She nodded, wrapping her arms around herself, shivering suddenly. “I went all the way out to Massachusetts to try to get him, and bring him home. I saw first hand what he was doing to himself. He didn’t even try to hide it, his dorm room was littered with beer bottles and rolling papers. I begged him to come home but he wouldn’t come. My parents were no help. They just left him at school. When I got home, I went to my parents and begged them to bring him home. They didn’t even want to talk to me, but they finally agreed and when he got home things only got worse. He found the drugs here. It didn’t matter whether he was at school or at home, he was a mess. It killed me to see him. He was so smart and could have gone so far. I tried reasoning with him, screaming at him, shaking him, nothing worked. He wouldn’t listen, kept telling me that it wasn’t happening to him, that I didn’t understand.”

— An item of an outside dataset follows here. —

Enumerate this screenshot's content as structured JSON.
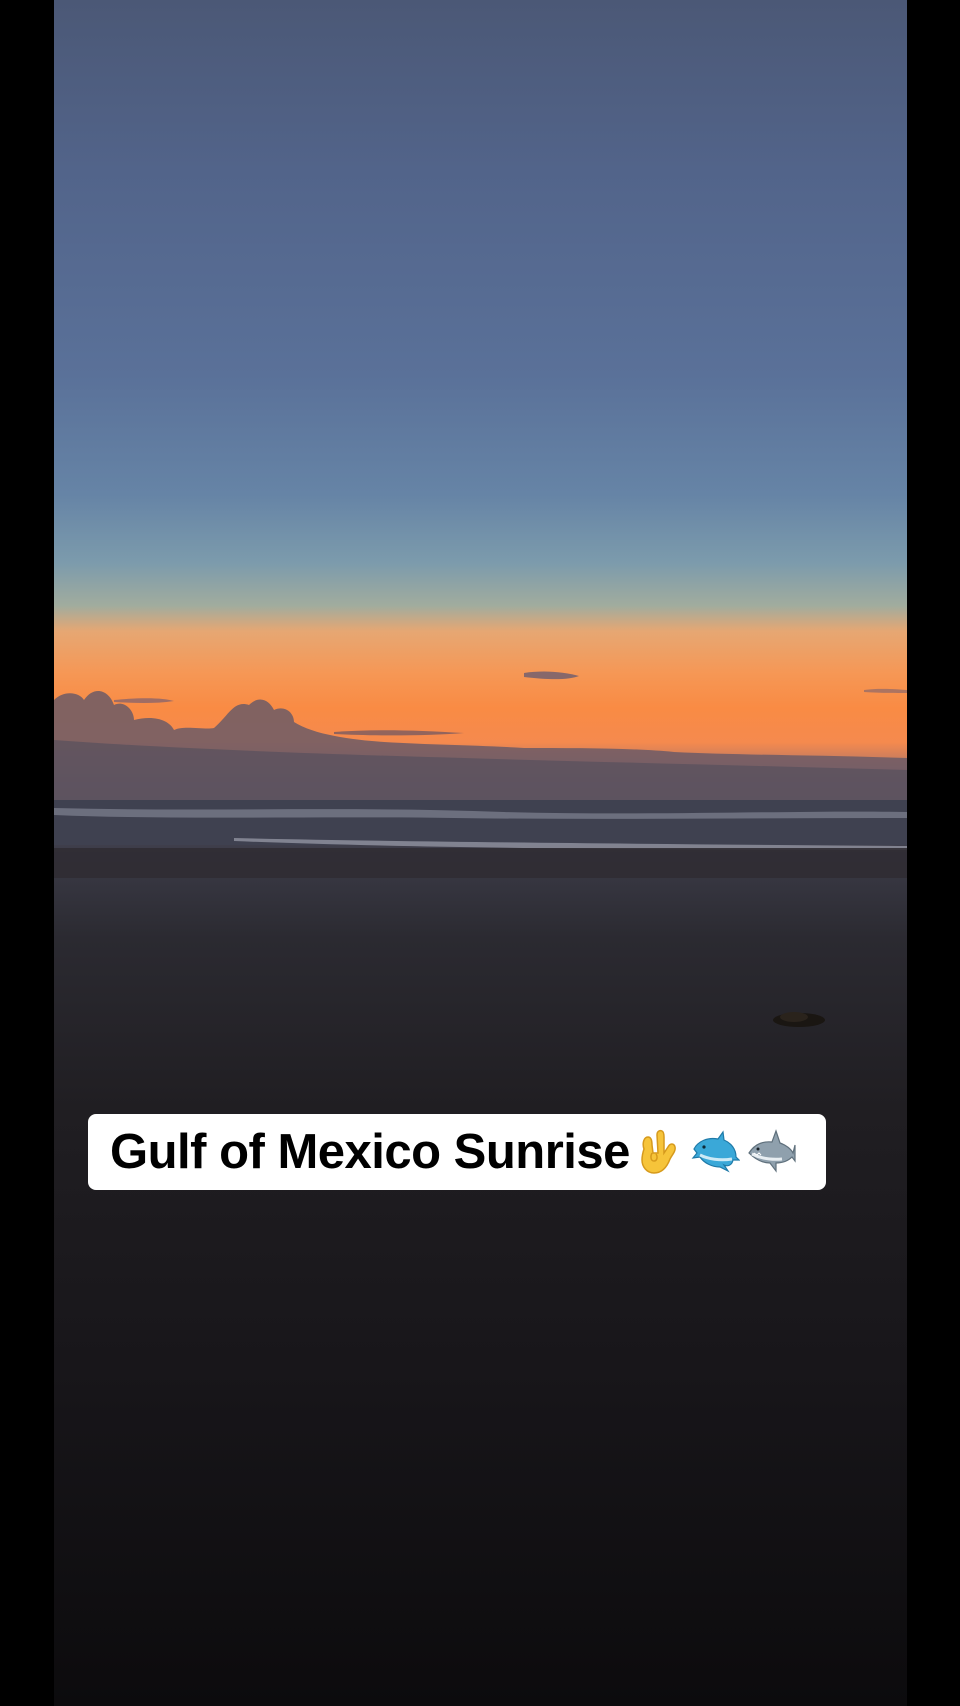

“You couldn’t do anything?”
She shook her head, “What could I do, Taylor? It was his life, his choices. I couldn’t stop him, no matter what I might do, I couldn’t make him want to stop, I couldn’t make him save himself. The only one who could do that, was him. And he didn’t want to. My parents wrote both of us off.” Her voice broke then. She had a hard time accepting that her parents had given up on both of their children. She could accept it within herself but admitting it out loud made it real.

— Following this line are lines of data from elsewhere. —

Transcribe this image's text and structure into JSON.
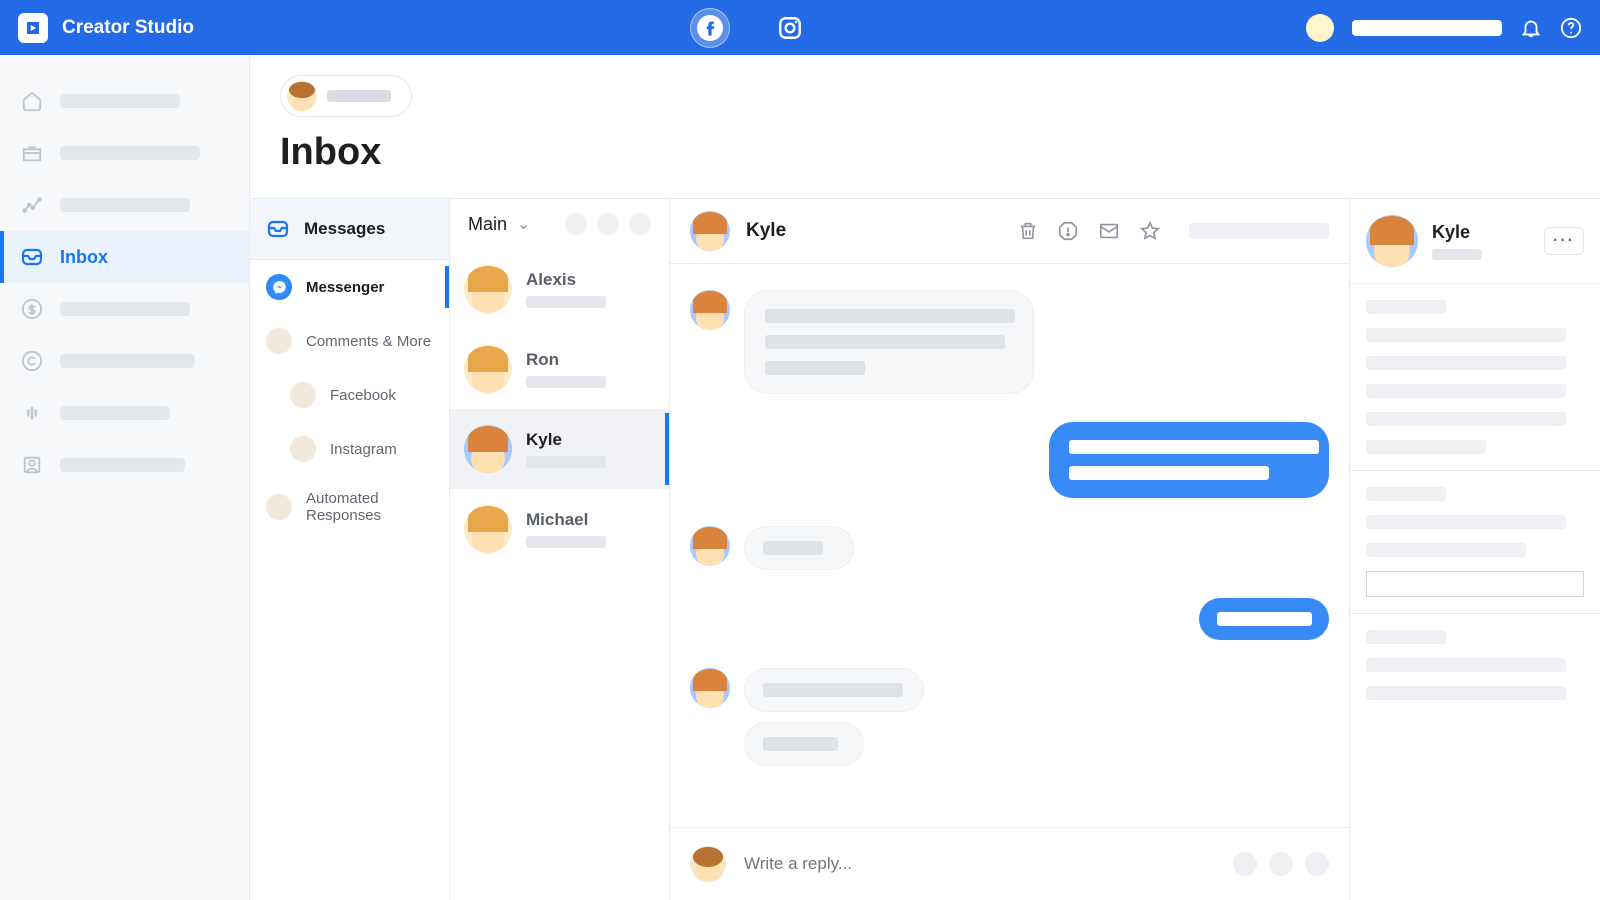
{
  "topbar": {
    "title": "Creator Studio",
    "platforms": {
      "facebook": "facebook-icon",
      "instagram": "instagram-icon"
    }
  },
  "nav": {
    "items": [
      {
        "id": "home",
        "icon": "home-icon"
      },
      {
        "id": "content",
        "icon": "briefcase-icon"
      },
      {
        "id": "insights",
        "icon": "chart-icon"
      },
      {
        "id": "inbox",
        "icon": "inbox-icon",
        "label": "Inbox"
      },
      {
        "id": "monetize",
        "icon": "dollar-icon"
      },
      {
        "id": "rights",
        "icon": "copyright-icon"
      },
      {
        "id": "sound",
        "icon": "audio-icon"
      },
      {
        "id": "pages",
        "icon": "pages-icon"
      }
    ],
    "active": "inbox"
  },
  "page": {
    "title": "Inbox"
  },
  "folders": {
    "heading": "Messages",
    "items": [
      {
        "label": "Messenger",
        "type": "messenger"
      },
      {
        "label": "Comments & More",
        "type": "plain"
      },
      {
        "label": "Facebook",
        "type": "plain"
      },
      {
        "label": "Instagram",
        "type": "plain"
      },
      {
        "label": "Automated Responses",
        "type": "plain"
      }
    ],
    "active": 0
  },
  "threads": {
    "filter": "Main",
    "items": [
      {
        "name": "Alexis"
      },
      {
        "name": "Ron"
      },
      {
        "name": "Kyle"
      },
      {
        "name": "Michael"
      }
    ],
    "selected": 2
  },
  "conversation": {
    "with": "Kyle",
    "reply_placeholder": "Write a reply..."
  },
  "details": {
    "name": "Kyle"
  }
}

He heard the emotion in her voice, then, and reached out, pulling her near him. It was such an automatic response for him, to reach out to someone in pain, that he never even questioned it.
She let him hug her, for a moment, then pulled away, realizing that she’d been sitting and talking for hours. Her throat felt like someone was striking matches on it. She tried to clear her throat, made a horrid croaking sound, and laughed. He didn’t smile back, but he got up, padding to the kitchen, finding a glass, filling it up. He handed it to her, wordlessly, and crawled back into the sleeping bag. She’d given him a lot to think about, and his mind was whirling.

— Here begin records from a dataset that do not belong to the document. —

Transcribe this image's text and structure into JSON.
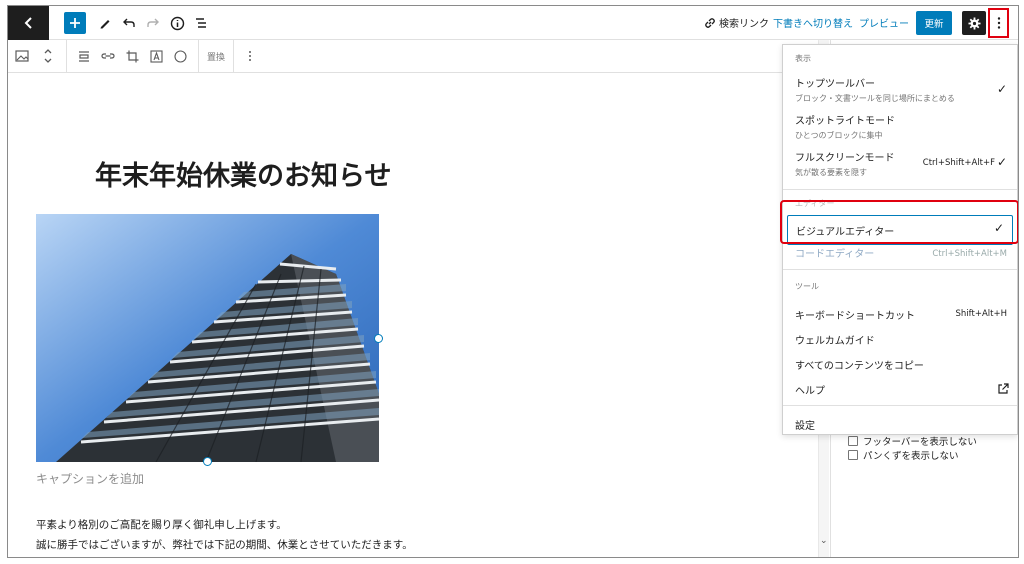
{
  "topbar": {
    "preview_link_label": "検索リンク",
    "switch_to_draft_label": "下書きへ切り替え",
    "preview_label": "プレビュー",
    "update_label": "更新"
  },
  "blockbar": {
    "replace_label": "置換"
  },
  "post": {
    "title": "年末年始休業のお知らせ",
    "caption_placeholder": "キャプションを追加",
    "paragraph_1": "平素より格別のご高配を賜り厚く御礼申し上げます。",
    "paragraph_2": "誠に勝手ではございますが、弊社では下記の期間、休業とさせていただきます。"
  },
  "sidebar": {
    "options": [
      "フッターバーを表示しない",
      "パンくずを表示しない"
    ]
  },
  "menu": {
    "view_heading": "表示",
    "top_toolbar": {
      "label": "トップツールバー",
      "desc": "ブロック・文書ツールを同じ場所にまとめる",
      "checked": true
    },
    "spotlight": {
      "label": "スポットライトモード",
      "desc": "ひとつのブロックに集中"
    },
    "fullscreen": {
      "label": "フルスクリーンモード",
      "desc": "気が散る要素を隠す",
      "shortcut": "Ctrl+Shift+Alt+F",
      "checked": true
    },
    "editor_heading": "エディター",
    "visual_editor": {
      "label": "ビジュアルエディター",
      "checked": true
    },
    "code_editor": {
      "label": "コードエディター",
      "shortcut": "Ctrl+Shift+Alt+M"
    },
    "tools_heading": "ツール",
    "keyboard_shortcuts": {
      "label": "キーボードショートカット",
      "shortcut": "Shift+Alt+H"
    },
    "welcome_guide": {
      "label": "ウェルカムガイド"
    },
    "copy_all": {
      "label": "すべてのコンテンツをコピー"
    },
    "help": {
      "label": "ヘルプ"
    },
    "preferences": {
      "label": "設定"
    }
  },
  "colors": {
    "accent": "#007cba",
    "highlight": "#e0000f",
    "dark": "#1e1e1e"
  }
}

He watched her go out to the hall closet, and pull out another sleeping bag.
She threw it down on the floor, next to the couch, and eyed him questioningly.
“Do you mind if I just crash out here with you? I don’t really want to be alone.” He nodded his approval, and she crawled in, turning to face him. “Taylor, take what you can use, from what I told you. I don’t know that it will do you any good at all, but… I’d hate to see you go the way he did. I couldn’t help him. I’d like to think I could help you.”
He nodded. “What happened to him, Mandy?”
She sighed. “He got better for a time. A friend of mine, the one I was on the phone with, helped him out a lot. Eventually though, he went back to it. He died, Taylor, a year ago.”
Taylor saw tears in her eyes, and, not knowing what else to do, simply reached out and took her hand. Half an hour later saw them both soundly sleeping, hands clasped.